## GOAL OF THE EXERCISE
Retrieve all lines below that have the string "icon".

## Dataset rows for apps and sites
....

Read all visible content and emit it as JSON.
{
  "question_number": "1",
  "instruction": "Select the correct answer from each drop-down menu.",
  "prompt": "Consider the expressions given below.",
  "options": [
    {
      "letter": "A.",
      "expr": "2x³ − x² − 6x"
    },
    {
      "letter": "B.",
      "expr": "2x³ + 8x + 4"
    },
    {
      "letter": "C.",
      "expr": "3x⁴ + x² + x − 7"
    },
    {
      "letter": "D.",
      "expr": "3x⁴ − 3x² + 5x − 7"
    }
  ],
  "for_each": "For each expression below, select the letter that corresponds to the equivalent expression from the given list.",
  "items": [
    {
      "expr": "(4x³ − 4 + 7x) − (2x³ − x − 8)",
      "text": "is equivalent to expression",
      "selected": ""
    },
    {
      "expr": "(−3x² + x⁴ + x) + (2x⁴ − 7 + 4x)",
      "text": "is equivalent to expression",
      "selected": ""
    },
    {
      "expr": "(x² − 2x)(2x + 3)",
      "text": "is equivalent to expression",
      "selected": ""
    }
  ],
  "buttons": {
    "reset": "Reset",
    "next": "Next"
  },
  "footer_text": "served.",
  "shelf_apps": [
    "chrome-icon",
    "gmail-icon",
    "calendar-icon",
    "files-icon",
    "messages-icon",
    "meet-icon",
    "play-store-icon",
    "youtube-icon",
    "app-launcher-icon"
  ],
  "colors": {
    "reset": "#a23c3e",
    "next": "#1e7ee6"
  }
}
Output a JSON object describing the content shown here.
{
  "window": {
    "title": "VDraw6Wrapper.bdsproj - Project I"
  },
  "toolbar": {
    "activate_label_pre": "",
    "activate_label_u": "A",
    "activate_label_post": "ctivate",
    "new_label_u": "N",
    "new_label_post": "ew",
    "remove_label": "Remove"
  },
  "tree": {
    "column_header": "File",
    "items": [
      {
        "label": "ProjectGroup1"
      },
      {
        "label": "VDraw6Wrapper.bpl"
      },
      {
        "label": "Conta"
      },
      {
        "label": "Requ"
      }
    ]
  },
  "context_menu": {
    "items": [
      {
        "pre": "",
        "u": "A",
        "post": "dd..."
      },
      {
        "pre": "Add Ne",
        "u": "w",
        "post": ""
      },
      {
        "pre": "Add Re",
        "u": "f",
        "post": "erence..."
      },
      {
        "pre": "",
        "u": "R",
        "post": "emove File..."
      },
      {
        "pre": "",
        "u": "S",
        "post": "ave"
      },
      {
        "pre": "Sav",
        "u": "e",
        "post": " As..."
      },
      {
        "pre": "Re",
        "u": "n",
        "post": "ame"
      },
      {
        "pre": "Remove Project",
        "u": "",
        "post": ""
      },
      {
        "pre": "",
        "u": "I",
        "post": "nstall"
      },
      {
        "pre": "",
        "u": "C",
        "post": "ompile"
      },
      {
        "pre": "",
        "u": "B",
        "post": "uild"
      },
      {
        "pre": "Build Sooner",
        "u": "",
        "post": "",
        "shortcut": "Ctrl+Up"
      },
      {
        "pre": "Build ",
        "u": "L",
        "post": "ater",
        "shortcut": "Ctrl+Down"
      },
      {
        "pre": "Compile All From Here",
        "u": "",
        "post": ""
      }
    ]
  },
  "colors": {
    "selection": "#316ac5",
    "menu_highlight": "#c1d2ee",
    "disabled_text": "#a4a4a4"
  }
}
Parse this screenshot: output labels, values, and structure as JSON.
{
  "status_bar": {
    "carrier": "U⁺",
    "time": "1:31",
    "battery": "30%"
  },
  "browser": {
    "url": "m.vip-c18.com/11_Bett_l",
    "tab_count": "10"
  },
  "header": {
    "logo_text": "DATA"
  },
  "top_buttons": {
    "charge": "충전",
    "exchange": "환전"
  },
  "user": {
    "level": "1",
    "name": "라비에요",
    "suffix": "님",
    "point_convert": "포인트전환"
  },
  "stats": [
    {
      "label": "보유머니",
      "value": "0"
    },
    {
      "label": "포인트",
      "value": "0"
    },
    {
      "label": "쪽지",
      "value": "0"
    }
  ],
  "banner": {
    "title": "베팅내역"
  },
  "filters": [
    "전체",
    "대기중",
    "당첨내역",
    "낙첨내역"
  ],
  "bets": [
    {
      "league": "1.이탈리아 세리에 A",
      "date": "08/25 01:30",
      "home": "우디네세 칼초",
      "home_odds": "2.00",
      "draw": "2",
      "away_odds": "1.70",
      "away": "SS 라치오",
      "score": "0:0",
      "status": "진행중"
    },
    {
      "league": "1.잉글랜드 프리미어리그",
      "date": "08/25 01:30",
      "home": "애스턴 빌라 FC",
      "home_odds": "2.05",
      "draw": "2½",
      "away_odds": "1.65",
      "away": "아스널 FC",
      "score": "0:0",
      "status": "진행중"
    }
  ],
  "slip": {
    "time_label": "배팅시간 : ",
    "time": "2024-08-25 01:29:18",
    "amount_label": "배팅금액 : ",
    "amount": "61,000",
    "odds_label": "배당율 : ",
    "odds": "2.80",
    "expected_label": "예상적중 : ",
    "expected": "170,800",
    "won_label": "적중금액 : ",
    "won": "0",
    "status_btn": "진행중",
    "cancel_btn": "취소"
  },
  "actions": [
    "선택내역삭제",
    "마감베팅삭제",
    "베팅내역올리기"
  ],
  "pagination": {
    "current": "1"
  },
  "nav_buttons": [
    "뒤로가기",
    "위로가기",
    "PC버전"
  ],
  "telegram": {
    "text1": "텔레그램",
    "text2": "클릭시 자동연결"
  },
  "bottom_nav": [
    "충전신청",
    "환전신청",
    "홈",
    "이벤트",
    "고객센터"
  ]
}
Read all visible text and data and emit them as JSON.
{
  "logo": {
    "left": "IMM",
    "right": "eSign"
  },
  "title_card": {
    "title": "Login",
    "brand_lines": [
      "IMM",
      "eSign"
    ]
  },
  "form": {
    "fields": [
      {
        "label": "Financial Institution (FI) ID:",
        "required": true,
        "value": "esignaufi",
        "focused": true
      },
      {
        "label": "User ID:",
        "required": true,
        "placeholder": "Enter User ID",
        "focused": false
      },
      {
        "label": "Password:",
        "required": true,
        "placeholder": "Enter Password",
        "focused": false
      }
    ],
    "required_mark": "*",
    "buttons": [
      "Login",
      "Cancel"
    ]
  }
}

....

## EXERCISE ANSWER
    "chrome-icon",
    "gmail-icon",
    "calendar-icon",
    "files-icon",
    "messages-icon",
    "meet-icon",
    "play-store-icon",
    "youtube-icon",
    "app-launcher-icon"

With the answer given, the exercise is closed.